WHAT YOU SHOULD DO => For the data that follows, return each line unchanged and drop the pictures.

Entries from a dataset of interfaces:
----------------------------------------

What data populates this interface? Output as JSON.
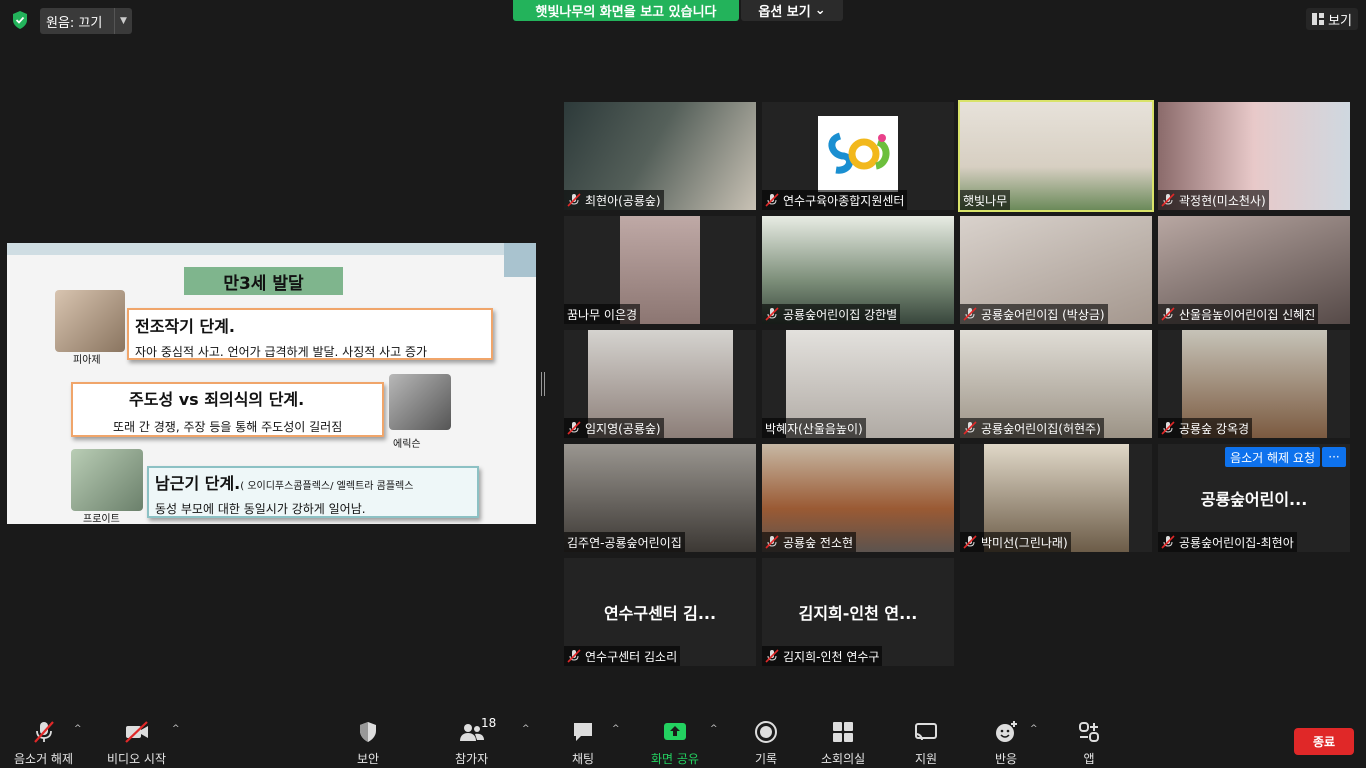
{
  "top": {
    "audio_label": "원음: 끄기",
    "viewing_banner": "햇빛나무의 화면을 보고 있습니다",
    "view_options": "옵션 보기",
    "view_button": "보기"
  },
  "slide": {
    "title": "만3세 발달",
    "captions": [
      "피아제",
      "에릭슨",
      "프로이트"
    ],
    "stage1_heading": "전조작기 단계.",
    "stage1_body": "자아 중심적 사고. 언어가 급격하게 발달.  사징적 사고 증가",
    "stage2_heading": "주도성 vs 죄의식의 단계.",
    "stage2_body": "또래 간 경쟁, 주장 등을 통해 주도성이 길러짐",
    "stage3_heading": "남근기 단계.",
    "stage3_note": "( 오이디푸스콤플렉스/ 엘렉트라 콤플렉스",
    "stage3_body": "동성 부모에 대한 동일시가 강하게 일어남."
  },
  "participants": [
    {
      "name": "최현아(공룡숲)",
      "muted": true
    },
    {
      "name": "연수구육아종합지원센터",
      "muted": true
    },
    {
      "name": "햇빛나무",
      "muted": false,
      "active": true
    },
    {
      "name": "곽정현(미소천사)",
      "muted": true
    },
    {
      "name": "꿈나무 이은경",
      "muted": false
    },
    {
      "name": "공룡숲어린이집 강한별",
      "muted": true
    },
    {
      "name": "공룡숲어린이집 (박상금)",
      "muted": true
    },
    {
      "name": "산울음높이어린이집 신혜진",
      "muted": true
    },
    {
      "name": "임지영(공룡숲)",
      "muted": true
    },
    {
      "name": "박혜자(산울음높이)",
      "muted": false
    },
    {
      "name": "공룡숲어린이집(허현주)",
      "muted": true
    },
    {
      "name": "공룡숲 강옥경",
      "muted": true
    },
    {
      "name": "김주연-공룡숲어린이집",
      "muted": false
    },
    {
      "name": "공룡숲 전소현",
      "muted": true
    },
    {
      "name": "박미선(그린나래)",
      "muted": true
    },
    {
      "name": "공룡숲어린이집-최현아",
      "muted": true,
      "big_name": "공룡숲어린이...",
      "unmute_request": "음소거 해제 요청",
      "more": "···"
    },
    {
      "name": "연수구센터 김소리",
      "muted": true,
      "big_name": "연수구센터 김..."
    },
    {
      "name": "김지희-인천 연수구",
      "muted": true,
      "big_name": "김지희-인천 연..."
    }
  ],
  "toolbar": {
    "unmute": "음소거 해제",
    "start_video": "비디오 시작",
    "security": "보안",
    "participants": "참가자",
    "participant_count": "18",
    "chat": "채팅",
    "share_screen": "화면 공유",
    "record": "기록",
    "breakout": "소회의실",
    "support": "지원",
    "reactions": "반응",
    "apps": "앱",
    "end": "종료"
  },
  "colors": {
    "share_green": "#23b35b",
    "active_speaker": "#d9e36a",
    "end_red": "#e02828",
    "request_blue": "#0e72ed"
  }
}
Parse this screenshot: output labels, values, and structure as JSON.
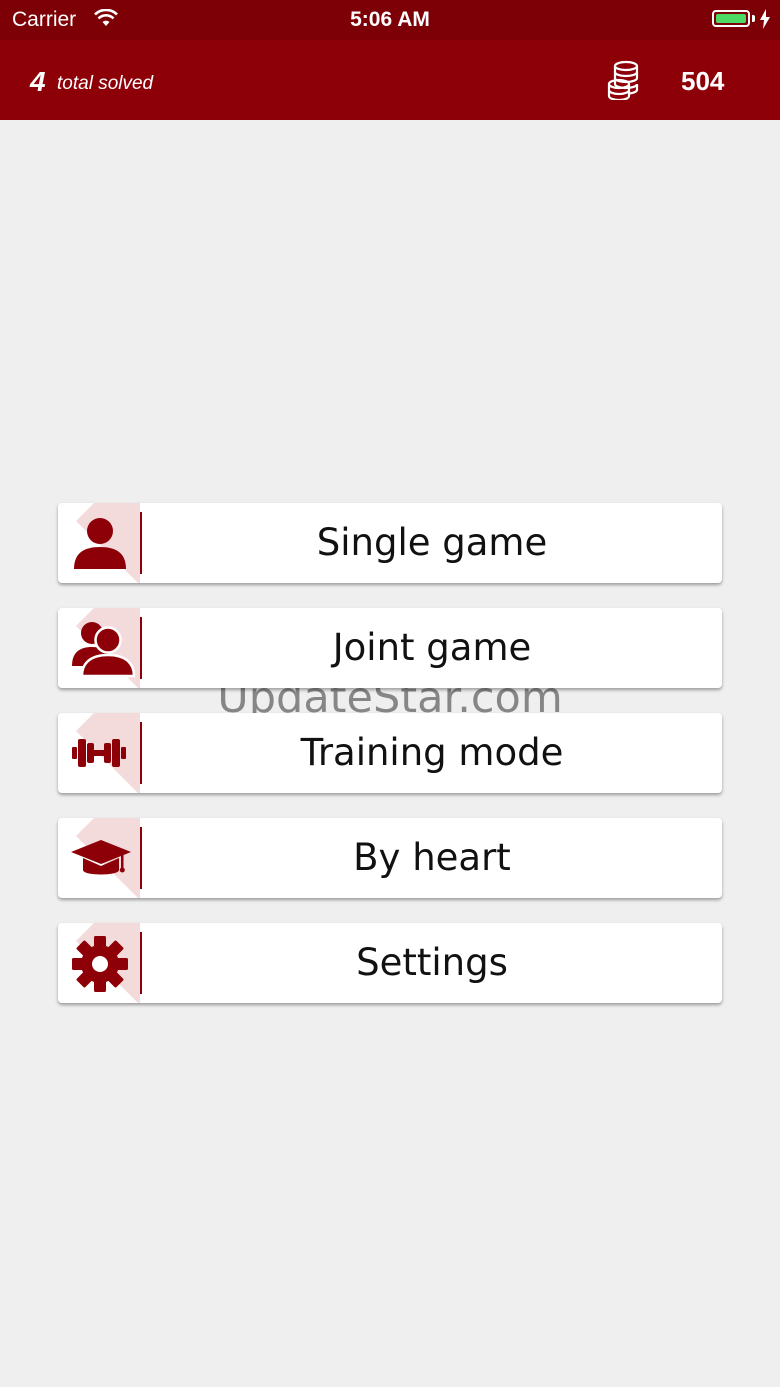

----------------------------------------

SOLUTION =>
What data populates this interface? Output as JSON.
{
  "top": {
    "audio_label": "원음: 끄기",
    "viewing_banner": "햇빛나무의 화면을 보고 있습니다",
    "view_options": "옵션 보기",
    "view_button": "보기"
  },
  "slide": {
    "title": "만3세 발달",
    "captions": [
      "피아제",
      "에릭슨",
      "프로이트"
    ],
    "stage1_heading": "전조작기 단계.",
    "stage1_body": "자아 중심적 사고. 언어가 급격하게 발달.  사징적 사고 증가",
    "stage2_heading": "주도성 vs 죄의식의 단계.",
    "stage2_body": "또래 간 경쟁, 주장 등을 통해 주도성이 길러짐",
    "stage3_heading": "남근기 단계.",
    "stage3_note": "( 오이디푸스콤플렉스/ 엘렉트라 콤플렉스",
    "stage3_body": "동성 부모에 대한 동일시가 강하게 일어남."
  },
  "participants": [
    {
      "name": "최현아(공룡숲)",
      "muted": true
    },
    {
      "name": "연수구육아종합지원센터",
      "muted": true
    },
    {
      "name": "햇빛나무",
      "muted": false,
      "active": true
    },
    {
      "name": "곽정현(미소천사)",
      "muted": true
    },
    {
      "name": "꿈나무 이은경",
      "muted": false
    },
    {
      "name": "공룡숲어린이집 강한별",
      "muted": true
    },
    {
      "name": "공룡숲어린이집 (박상금)",
      "muted": true
    },
    {
      "name": "산울음높이어린이집 신혜진",
      "muted": true
    },
    {
      "name": "임지영(공룡숲)",
      "muted": true
    },
    {
      "name": "박혜자(산울음높이)",
      "muted": false
    },
    {
      "name": "공룡숲어린이집(허현주)",
      "muted": true
    },
    {
      "name": "공룡숲 강옥경",
      "muted": true
    },
    {
      "name": "김주연-공룡숲어린이집",
      "muted": false
    },
    {
      "name": "공룡숲 전소현",
      "muted": true
    },
    {
      "name": "박미선(그린나래)",
      "muted": true
    },
    {
      "name": "공룡숲어린이집-최현아",
      "muted": true,
      "big_name": "공룡숲어린이...",
      "unmute_request": "음소거 해제 요청",
      "more": "···"
    },
    {
      "name": "연수구센터 김소리",
      "muted": true,
      "big_name": "연수구센터 김..."
    },
    {
      "name": "김지희-인천 연수구",
      "muted": true,
      "big_name": "김지희-인천 연..."
    }
  ],
  "toolbar": {
    "unmute": "음소거 해제",
    "start_video": "비디오 시작",
    "security": "보안",
    "participants": "참가자",
    "participant_count": "18",
    "chat": "채팅",
    "share_screen": "화면 공유",
    "record": "기록",
    "breakout": "소회의실",
    "support": "지원",
    "reactions": "반응",
    "apps": "앱",
    "end": "종료"
  },
  "colors": {
    "share_green": "#23b35b",
    "active_speaker": "#d9e36a",
    "end_red": "#e02828",
    "request_blue": "#0e72ed"
  }
}
Parse this screenshot: output labels, values, and structure as JSON.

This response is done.